Excerpts from an interface dataset:
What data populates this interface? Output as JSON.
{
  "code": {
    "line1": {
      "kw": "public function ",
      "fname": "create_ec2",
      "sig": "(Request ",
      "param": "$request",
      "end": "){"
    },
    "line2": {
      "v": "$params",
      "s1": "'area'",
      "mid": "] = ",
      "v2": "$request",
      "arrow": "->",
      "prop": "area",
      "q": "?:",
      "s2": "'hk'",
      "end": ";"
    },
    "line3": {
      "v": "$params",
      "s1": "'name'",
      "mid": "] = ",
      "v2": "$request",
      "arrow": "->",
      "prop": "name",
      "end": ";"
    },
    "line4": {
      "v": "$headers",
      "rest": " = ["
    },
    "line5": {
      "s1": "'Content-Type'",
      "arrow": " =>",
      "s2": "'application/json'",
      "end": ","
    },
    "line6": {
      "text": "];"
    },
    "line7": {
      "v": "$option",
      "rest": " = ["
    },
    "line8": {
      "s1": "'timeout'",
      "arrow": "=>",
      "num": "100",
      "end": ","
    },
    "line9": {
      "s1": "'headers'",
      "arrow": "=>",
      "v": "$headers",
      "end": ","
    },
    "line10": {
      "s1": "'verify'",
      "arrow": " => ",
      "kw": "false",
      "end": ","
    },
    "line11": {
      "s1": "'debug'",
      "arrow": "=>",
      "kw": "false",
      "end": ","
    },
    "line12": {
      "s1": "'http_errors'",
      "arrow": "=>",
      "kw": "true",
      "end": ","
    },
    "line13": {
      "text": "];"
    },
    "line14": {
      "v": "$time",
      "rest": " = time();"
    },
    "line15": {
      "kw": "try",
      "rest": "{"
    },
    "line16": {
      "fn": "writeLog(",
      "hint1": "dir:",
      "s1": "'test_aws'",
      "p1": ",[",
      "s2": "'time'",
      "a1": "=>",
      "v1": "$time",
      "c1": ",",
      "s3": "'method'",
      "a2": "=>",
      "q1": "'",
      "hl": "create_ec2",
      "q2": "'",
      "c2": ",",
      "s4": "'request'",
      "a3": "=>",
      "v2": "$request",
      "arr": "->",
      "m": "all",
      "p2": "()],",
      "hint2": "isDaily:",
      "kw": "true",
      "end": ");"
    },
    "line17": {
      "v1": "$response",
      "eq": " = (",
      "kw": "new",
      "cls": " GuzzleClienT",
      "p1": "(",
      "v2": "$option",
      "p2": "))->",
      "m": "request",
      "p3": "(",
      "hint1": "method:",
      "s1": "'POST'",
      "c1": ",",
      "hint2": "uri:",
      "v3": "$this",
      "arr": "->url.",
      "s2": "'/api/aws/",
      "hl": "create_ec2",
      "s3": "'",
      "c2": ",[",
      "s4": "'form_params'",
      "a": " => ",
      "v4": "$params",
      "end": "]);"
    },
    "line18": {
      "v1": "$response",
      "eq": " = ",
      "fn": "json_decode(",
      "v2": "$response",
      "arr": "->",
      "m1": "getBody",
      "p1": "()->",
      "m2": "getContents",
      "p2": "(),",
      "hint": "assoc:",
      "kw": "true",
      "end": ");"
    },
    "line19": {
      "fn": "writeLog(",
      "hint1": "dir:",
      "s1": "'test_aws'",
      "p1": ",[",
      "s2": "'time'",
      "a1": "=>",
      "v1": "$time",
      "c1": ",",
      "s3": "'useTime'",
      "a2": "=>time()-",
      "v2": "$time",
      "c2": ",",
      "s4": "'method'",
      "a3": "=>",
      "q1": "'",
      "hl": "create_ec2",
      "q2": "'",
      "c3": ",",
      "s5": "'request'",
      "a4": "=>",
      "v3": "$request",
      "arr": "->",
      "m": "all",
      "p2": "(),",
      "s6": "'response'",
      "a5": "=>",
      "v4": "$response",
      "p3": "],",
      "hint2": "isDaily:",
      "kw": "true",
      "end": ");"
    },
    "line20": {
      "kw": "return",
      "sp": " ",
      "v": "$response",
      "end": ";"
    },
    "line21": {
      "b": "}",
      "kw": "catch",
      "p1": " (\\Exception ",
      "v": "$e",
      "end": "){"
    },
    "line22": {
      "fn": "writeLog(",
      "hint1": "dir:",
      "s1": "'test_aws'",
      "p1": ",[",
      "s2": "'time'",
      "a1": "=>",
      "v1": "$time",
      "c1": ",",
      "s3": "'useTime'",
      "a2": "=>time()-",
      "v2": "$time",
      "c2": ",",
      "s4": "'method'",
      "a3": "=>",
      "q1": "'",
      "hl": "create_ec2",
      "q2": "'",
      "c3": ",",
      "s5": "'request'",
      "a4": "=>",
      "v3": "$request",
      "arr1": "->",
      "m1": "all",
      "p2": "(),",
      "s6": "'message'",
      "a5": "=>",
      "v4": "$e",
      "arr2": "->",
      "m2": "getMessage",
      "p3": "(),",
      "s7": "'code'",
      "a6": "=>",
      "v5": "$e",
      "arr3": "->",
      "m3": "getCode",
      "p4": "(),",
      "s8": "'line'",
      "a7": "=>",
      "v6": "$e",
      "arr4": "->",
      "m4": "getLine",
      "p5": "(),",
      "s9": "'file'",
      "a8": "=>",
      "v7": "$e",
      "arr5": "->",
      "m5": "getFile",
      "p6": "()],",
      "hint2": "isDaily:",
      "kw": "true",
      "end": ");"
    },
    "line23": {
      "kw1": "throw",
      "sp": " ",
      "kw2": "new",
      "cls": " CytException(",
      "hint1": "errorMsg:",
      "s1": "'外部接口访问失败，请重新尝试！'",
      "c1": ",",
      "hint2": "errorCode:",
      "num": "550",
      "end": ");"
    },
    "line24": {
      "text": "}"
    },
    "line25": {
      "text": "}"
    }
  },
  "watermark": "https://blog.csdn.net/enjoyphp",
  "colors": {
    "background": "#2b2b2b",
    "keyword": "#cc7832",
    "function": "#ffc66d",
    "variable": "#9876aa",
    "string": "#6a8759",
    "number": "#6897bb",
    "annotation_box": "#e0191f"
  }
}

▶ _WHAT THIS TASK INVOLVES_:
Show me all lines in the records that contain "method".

▶ _RESPONSE AREA_:
      "s3": "'method'",
      "hint1": "method:",
      "s4": "'method'",
      "s4": "'method'",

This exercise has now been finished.